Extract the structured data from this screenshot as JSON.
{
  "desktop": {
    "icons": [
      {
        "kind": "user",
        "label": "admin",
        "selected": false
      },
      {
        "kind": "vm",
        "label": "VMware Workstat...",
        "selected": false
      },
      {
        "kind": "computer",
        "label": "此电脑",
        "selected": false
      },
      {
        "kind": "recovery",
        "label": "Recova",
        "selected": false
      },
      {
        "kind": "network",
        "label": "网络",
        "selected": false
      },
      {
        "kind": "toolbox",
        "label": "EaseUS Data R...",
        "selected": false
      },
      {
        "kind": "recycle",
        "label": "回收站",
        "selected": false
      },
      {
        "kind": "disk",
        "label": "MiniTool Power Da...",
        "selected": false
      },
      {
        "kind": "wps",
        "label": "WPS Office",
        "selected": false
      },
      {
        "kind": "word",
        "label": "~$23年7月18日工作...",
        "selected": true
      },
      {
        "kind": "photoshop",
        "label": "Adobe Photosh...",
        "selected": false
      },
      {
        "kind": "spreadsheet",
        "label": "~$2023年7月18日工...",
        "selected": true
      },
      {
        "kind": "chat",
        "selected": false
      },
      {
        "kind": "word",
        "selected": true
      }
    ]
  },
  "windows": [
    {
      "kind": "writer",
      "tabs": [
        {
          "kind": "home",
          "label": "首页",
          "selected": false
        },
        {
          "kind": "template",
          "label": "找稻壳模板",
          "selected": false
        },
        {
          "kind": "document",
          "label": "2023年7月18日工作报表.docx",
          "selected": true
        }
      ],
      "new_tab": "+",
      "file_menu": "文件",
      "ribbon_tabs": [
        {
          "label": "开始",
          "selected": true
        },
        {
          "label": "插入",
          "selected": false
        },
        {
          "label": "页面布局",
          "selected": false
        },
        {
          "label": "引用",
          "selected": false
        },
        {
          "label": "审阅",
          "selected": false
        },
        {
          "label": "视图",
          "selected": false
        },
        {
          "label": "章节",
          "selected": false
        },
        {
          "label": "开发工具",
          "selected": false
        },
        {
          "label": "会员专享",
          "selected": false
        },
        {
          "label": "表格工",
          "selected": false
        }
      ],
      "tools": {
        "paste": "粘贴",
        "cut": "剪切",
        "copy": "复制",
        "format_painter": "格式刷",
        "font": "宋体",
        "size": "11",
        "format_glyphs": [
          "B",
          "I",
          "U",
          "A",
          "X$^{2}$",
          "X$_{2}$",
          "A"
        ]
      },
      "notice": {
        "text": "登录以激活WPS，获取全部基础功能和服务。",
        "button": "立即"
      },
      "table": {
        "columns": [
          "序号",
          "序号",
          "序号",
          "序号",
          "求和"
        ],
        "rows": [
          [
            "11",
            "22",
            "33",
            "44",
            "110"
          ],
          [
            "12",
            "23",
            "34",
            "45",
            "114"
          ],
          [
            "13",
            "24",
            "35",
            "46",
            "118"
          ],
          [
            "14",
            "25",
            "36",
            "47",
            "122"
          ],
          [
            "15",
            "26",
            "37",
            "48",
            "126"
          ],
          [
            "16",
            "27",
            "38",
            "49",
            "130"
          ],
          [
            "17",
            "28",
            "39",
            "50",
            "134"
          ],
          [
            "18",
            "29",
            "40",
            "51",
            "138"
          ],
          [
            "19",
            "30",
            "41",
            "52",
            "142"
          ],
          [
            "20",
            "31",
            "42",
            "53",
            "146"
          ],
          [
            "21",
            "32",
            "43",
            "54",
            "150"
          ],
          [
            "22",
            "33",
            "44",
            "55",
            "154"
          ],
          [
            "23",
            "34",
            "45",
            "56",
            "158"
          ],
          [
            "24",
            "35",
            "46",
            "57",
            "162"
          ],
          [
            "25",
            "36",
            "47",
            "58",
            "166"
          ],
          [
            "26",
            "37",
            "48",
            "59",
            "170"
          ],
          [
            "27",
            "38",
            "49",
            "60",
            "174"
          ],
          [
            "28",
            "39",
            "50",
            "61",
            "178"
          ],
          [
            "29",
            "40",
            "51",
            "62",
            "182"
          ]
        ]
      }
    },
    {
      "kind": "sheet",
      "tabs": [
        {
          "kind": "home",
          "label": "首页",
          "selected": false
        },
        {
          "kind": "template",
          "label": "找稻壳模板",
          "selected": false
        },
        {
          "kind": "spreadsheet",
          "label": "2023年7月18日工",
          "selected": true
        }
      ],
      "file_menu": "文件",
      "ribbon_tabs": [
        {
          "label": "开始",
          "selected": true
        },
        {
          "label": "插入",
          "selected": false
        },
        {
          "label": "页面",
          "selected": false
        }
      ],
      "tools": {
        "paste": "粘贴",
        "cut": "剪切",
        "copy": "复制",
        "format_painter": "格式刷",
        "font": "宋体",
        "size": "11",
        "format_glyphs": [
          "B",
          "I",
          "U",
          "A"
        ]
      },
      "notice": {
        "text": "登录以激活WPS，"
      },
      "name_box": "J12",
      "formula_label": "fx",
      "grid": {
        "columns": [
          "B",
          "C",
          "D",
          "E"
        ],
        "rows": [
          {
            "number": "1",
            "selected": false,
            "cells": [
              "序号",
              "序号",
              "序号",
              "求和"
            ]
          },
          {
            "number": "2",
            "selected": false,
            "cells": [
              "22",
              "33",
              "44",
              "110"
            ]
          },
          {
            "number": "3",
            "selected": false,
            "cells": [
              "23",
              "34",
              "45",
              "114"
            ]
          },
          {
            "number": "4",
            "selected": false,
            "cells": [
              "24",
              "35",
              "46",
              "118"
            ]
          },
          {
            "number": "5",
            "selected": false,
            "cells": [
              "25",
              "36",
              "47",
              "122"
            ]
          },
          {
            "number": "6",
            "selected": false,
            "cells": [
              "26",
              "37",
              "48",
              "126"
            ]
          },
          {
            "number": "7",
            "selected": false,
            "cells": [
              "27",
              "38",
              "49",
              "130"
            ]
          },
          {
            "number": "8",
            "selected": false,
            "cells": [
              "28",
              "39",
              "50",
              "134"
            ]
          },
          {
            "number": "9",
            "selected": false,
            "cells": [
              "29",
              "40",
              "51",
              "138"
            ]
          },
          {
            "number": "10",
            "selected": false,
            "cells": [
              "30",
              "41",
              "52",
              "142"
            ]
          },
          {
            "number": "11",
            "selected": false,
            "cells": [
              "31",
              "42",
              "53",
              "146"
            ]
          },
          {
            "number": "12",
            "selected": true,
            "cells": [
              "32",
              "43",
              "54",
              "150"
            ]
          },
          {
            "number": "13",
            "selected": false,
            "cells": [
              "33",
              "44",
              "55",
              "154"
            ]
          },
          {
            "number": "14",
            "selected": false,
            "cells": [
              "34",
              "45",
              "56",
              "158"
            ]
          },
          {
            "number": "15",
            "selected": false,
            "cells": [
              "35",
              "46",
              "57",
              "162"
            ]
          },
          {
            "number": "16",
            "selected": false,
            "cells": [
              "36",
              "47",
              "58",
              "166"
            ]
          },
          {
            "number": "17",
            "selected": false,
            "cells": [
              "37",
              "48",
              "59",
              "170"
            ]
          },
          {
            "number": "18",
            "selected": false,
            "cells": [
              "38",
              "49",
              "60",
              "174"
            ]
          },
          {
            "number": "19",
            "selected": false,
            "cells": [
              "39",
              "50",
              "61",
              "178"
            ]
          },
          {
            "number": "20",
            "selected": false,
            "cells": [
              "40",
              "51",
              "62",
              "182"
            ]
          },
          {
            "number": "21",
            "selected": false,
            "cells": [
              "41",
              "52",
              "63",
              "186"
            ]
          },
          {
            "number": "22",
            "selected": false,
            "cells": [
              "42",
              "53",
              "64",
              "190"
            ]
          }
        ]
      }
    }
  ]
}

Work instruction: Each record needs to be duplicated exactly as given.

Answer to this problem:
Extract the structured data from this screenshot as JSON.
{
  "desktop": {
    "icons": [
      {
        "kind": "user",
        "label": "admin",
        "selected": false
      },
      {
        "kind": "vm",
        "label": "VMware Workstat...",
        "selected": false
      },
      {
        "kind": "computer",
        "label": "此电脑",
        "selected": false
      },
      {
        "kind": "recovery",
        "label": "Recova",
        "selected": false
      },
      {
        "kind": "network",
        "label": "网络",
        "selected": false
      },
      {
        "kind": "toolbox",
        "label": "EaseUS Data R...",
        "selected": false
      },
      {
        "kind": "recycle",
        "label": "回收站",
        "selected": false
      },
      {
        "kind": "disk",
        "label": "MiniTool Power Da...",
        "selected": false
      },
      {
        "kind": "wps",
        "label": "WPS Office",
        "selected": false
      },
      {
        "kind": "word",
        "label": "~$23年7月18日工作...",
        "selected": true
      },
      {
        "kind": "photoshop",
        "label": "Adobe Photosh...",
        "selected": false
      },
      {
        "kind": "spreadsheet",
        "label": "~$2023年7月18日工...",
        "selected": true
      },
      {
        "kind": "chat",
        "selected": false
      },
      {
        "kind": "word",
        "selected": true
      }
    ]
  },
  "windows": [
    {
      "kind": "writer",
      "tabs": [
        {
          "kind": "home",
          "label": "首页",
          "selected": false
        },
        {
          "kind": "template",
          "label": "找稻壳模板",
          "selected": false
        },
        {
          "kind": "document",
          "label": "2023年7月18日工作报表.docx",
          "selected": true
        }
      ],
      "new_tab": "+",
      "file_menu": "文件",
      "ribbon_tabs": [
        {
          "label": "开始",
          "selected": true
        },
        {
          "label": "插入",
          "selected": false
        },
        {
          "label": "页面布局",
          "selected": false
        },
        {
          "label": "引用",
          "selected": false
        },
        {
          "label": "审阅",
          "selected": false
        },
        {
          "label": "视图",
          "selected": false
        },
        {
          "label": "章节",
          "selected": false
        },
        {
          "label": "开发工具",
          "selected": false
        },
        {
          "label": "会员专享",
          "selected": false
        },
        {
          "label": "表格工",
          "selected": false
        }
      ],
      "tools": {
        "paste": "粘贴",
        "cut": "剪切",
        "copy": "复制",
        "format_painter": "格式刷",
        "font": "宋体",
        "size": "11",
        "format_glyphs": [
          "B",
          "I",
          "U",
          "A",
          "X$^{2}$",
          "X$_{2}$",
          "A"
        ]
      },
      "notice": {
        "text": "登录以激活WPS，获取全部基础功能和服务。",
        "button": "立即"
      },
      "table": {
        "columns": [
          "序号",
          "序号",
          "序号",
          "序号",
          "求和"
        ],
        "rows": [
          [
            "11",
            "22",
            "33",
            "44",
            "110"
          ],
          [
            "12",
            "23",
            "34",
            "45",
            "114"
          ],
          [
            "13",
            "24",
            "35",
            "46",
            "118"
          ],
          [
            "14",
            "25",
            "36",
            "47",
            "122"
          ],
          [
            "15",
            "26",
            "37",
            "48",
            "126"
          ],
          [
            "16",
            "27",
            "38",
            "49",
            "130"
          ],
          [
            "17",
            "28",
            "39",
            "50",
            "134"
          ],
          [
            "18",
            "29",
            "40",
            "51",
            "138"
          ],
          [
            "19",
            "30",
            "41",
            "52",
            "142"
          ],
          [
            "20",
            "31",
            "42",
            "53",
            "146"
          ],
          [
            "21",
            "32",
            "43",
            "54",
            "150"
          ],
          [
            "22",
            "33",
            "44",
            "55",
            "154"
          ],
          [
            "23",
            "34",
            "45",
            "56",
            "158"
          ],
          [
            "24",
            "35",
            "46",
            "57",
            "162"
          ],
          [
            "25",
            "36",
            "47",
            "58",
            "166"
          ],
          [
            "26",
            "37",
            "48",
            "59",
            "170"
          ],
          [
            "27",
            "38",
            "49",
            "60",
            "174"
          ],
          [
            "28",
            "39",
            "50",
            "61",
            "178"
          ],
          [
            "29",
            "40",
            "51",
            "62",
            "182"
          ]
        ]
      }
    },
    {
      "kind": "sheet",
      "tabs": [
        {
          "kind": "home",
          "label": "首页",
          "selected": false
        },
        {
          "kind": "template",
          "label": "找稻壳模板",
          "selected": false
        },
        {
          "kind": "spreadsheet",
          "label": "2023年7月18日工",
          "selected": true
        }
      ],
      "file_menu": "文件",
      "ribbon_tabs": [
        {
          "label": "开始",
          "selected": true
        },
        {
          "label": "插入",
          "selected": false
        },
        {
          "label": "页面",
          "selected": false
        }
      ],
      "tools": {
        "paste": "粘贴",
        "cut": "剪切",
        "copy": "复制",
        "format_painter": "格式刷",
        "font": "宋体",
        "size": "11",
        "format_glyphs": [
          "B",
          "I",
          "U",
          "A"
        ]
      },
      "notice": {
        "text": "登录以激活WPS，"
      },
      "name_box": "J12",
      "formula_label": "fx",
      "grid": {
        "columns": [
          "B",
          "C",
          "D",
          "E"
        ],
        "rows": [
          {
            "number": "1",
            "selected": false,
            "cells": [
              "序号",
              "序号",
              "序号",
              "求和"
            ]
          },
          {
            "number": "2",
            "selected": false,
            "cells": [
              "22",
              "33",
              "44",
              "110"
            ]
          },
          {
            "number": "3",
            "selected": false,
            "cells": [
              "23",
              "34",
              "45",
              "114"
            ]
          },
          {
            "number": "4",
            "selected": false,
            "cells": [
              "24",
              "35",
              "46",
              "118"
            ]
          },
          {
            "number": "5",
            "selected": false,
            "cells": [
              "25",
              "36",
              "47",
              "122"
            ]
          },
          {
            "number": "6",
            "selected": false,
            "cells": [
              "26",
              "37",
              "48",
              "126"
            ]
          },
          {
            "number": "7",
            "selected": false,
            "cells": [
              "27",
              "38",
              "49",
              "130"
            ]
          },
          {
            "number": "8",
            "selected": false,
            "cells": [
              "28",
              "39",
              "50",
              "134"
            ]
          },
          {
            "number": "9",
            "selected": false,
            "cells": [
              "29",
              "40",
              "51",
              "138"
            ]
          },
          {
            "number": "10",
            "selected": false,
            "cells": [
              "30",
              "41",
              "52",
              "142"
            ]
          },
          {
            "number": "11",
            "selected": false,
            "cells": [
              "31",
              "42",
              "53",
              "146"
            ]
          },
          {
            "number": "12",
            "selected": true,
            "cells": [
              "32",
              "43",
              "54",
              "150"
            ]
          },
          {
            "number": "13",
            "selected": false,
            "cells": [
              "33",
              "44",
              "55",
              "154"
            ]
          },
          {
            "number": "14",
            "selected": false,
            "cells": [
              "34",
              "45",
              "56",
              "158"
            ]
          },
          {
            "number": "15",
            "selected": false,
            "cells": [
              "35",
              "46",
              "57",
              "162"
            ]
          },
          {
            "number": "16",
            "selected": false,
            "cells": [
              "36",
              "47",
              "58",
              "166"
            ]
          },
          {
            "number": "17",
            "selected": false,
            "cells": [
              "37",
              "48",
              "59",
              "170"
            ]
          },
          {
            "number": "18",
            "selected": false,
            "cells": [
              "38",
              "49",
              "60",
              "174"
            ]
          },
          {
            "number": "19",
            "selected": false,
            "cells": [
              "39",
              "50",
              "61",
              "178"
            ]
          },
          {
            "number": "20",
            "selected": false,
            "cells": [
              "40",
              "51",
              "62",
              "182"
            ]
          },
          {
            "number": "21",
            "selected": false,
            "cells": [
              "41",
              "52",
              "63",
              "186"
            ]
          },
          {
            "number": "22",
            "selected": false,
            "cells": [
              "42",
              "53",
              "64",
              "190"
            ]
          }
        ]
      }
    }
  ]
}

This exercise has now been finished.